Iceland experienced 700 earthquakes on Tuesday, according to meteorologists. Another 800 quakes were detected on Wednesday.
The quakes came after scientists detected sulfur dioxide, a highly reactive gas, which means magma is near the surface. If the colorless gas is detected when a volcano has not yet erupted, it could mean that it will soon.
According to the Iceland Meteorological Office, the majority of the earthquakes that happened on Wednesday were at a depth between 2-3 miles, in the middle of a magma dyke. They also found evidence that magma is ‘still flowing and active’, though the dyke seems to be solidifying in the area.
While the strongest earthquake from Tuesday only measured at 3.1, the likelihood of a volcanic eruption in the area remains high.
The Iceland Meteorological Office said in an update that an eruption is most likely to occur on the magma intrusion. There are no other potential eruption sites, according to their most recent hazard assessment.
A subsequent update on Wednesday announced there was no change in the situation – that the risk of an eruption is still high.
The director of the Service and Research Division, Matthew James Roberts, said the situation, which began in late October, took a ‘sudden turn’ on Friday and that it’s ‘concerning.’

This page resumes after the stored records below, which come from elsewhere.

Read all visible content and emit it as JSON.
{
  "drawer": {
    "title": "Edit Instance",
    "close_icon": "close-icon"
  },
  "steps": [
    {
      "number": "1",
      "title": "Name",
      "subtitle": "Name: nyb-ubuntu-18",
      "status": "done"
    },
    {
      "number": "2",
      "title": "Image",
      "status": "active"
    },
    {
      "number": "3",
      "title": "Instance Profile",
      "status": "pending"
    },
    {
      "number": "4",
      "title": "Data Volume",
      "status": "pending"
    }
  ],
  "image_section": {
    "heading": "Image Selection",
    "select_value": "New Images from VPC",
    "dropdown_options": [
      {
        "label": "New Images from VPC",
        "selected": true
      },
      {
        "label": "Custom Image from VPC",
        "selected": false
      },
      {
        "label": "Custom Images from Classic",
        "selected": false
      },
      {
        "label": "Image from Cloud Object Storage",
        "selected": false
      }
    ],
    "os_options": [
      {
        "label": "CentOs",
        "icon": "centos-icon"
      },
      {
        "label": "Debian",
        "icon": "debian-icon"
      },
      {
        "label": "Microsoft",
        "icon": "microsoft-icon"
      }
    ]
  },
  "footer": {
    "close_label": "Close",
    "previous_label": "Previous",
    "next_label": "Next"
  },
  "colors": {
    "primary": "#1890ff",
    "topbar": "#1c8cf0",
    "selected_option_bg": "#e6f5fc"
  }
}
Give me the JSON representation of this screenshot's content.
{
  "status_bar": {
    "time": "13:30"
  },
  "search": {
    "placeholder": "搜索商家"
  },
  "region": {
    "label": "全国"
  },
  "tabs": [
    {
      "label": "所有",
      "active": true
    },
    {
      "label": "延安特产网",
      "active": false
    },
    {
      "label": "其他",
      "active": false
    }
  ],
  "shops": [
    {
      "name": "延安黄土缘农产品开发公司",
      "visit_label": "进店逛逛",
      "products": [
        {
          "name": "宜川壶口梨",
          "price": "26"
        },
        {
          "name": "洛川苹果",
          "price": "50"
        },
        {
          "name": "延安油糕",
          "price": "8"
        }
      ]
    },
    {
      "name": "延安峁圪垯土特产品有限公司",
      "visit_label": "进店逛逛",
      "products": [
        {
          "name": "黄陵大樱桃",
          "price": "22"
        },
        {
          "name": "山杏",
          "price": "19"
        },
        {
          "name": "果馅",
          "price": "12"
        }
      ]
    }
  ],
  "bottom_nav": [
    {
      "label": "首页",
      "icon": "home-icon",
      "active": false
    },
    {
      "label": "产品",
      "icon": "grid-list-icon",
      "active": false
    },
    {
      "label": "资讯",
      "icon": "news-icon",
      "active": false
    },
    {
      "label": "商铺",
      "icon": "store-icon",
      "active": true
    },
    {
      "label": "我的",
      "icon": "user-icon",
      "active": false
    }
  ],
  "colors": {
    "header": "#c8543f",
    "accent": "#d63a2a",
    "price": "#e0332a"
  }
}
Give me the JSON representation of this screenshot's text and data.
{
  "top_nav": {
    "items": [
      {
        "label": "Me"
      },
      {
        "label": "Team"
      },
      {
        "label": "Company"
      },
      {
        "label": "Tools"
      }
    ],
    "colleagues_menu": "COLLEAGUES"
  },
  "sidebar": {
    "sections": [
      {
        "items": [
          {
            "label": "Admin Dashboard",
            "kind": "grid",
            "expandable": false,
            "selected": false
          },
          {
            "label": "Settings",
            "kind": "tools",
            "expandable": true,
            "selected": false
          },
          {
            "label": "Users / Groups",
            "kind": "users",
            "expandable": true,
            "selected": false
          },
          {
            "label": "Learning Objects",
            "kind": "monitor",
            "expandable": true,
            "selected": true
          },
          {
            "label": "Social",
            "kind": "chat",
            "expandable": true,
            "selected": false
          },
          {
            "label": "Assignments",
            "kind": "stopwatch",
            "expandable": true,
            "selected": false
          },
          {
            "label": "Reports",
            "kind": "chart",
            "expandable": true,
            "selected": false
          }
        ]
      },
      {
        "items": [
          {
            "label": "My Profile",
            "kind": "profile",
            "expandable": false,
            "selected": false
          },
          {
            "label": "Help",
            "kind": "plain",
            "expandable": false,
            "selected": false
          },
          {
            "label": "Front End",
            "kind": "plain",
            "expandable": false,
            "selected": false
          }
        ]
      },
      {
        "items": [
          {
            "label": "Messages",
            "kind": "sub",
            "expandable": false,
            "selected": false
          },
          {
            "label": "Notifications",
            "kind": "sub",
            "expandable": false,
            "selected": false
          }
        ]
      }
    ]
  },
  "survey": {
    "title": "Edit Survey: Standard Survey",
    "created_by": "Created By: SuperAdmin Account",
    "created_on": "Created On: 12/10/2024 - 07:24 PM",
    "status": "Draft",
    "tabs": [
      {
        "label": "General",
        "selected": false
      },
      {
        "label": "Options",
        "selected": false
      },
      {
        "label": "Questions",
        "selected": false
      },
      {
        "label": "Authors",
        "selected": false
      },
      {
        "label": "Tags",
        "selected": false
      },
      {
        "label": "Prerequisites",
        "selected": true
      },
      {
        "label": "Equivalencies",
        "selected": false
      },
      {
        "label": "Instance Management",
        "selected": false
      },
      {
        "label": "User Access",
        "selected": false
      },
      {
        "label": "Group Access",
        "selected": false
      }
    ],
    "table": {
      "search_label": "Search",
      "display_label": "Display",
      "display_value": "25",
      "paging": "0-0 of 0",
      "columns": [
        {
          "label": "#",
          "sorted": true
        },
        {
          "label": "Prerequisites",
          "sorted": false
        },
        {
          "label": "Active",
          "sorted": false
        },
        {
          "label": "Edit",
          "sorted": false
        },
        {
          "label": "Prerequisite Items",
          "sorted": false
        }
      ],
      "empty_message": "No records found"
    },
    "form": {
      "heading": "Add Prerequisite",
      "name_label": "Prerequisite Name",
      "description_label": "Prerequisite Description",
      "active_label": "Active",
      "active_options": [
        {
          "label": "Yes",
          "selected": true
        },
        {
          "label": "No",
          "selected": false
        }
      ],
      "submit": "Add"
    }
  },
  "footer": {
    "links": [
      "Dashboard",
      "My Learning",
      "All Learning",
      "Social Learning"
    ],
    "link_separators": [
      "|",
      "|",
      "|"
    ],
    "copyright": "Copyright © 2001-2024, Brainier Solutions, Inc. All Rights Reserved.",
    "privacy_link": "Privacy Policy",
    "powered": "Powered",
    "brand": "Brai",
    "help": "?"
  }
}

The intrusion, a ‘thin sliver of magma’, which began to make its way to the ground surface, is beneath the town of Grindavik and is estimated to be over 9 miles long.
The magma dyke, where the eruption is most likely to take place, is also near a populated area, including a popular tourist destination known as the Blue Lagoon, which is not too far from the country’s international airport.
According to Roberts, the magma building up under the ground is causing it to ‘balloon and deform’, as its volume increases. Massive cracks and gaping holes have already been discovered, separating roads.
The greatest concern is that the magma will go up to the ground and create a lava-producing volcanic eruption, that can cause tremendous fissures and damage to the region.
Currently, Iceland is under a state of emergency, as the volcanic eruption can occur any day. Those who live in the vicinity have already been forced to evacuate.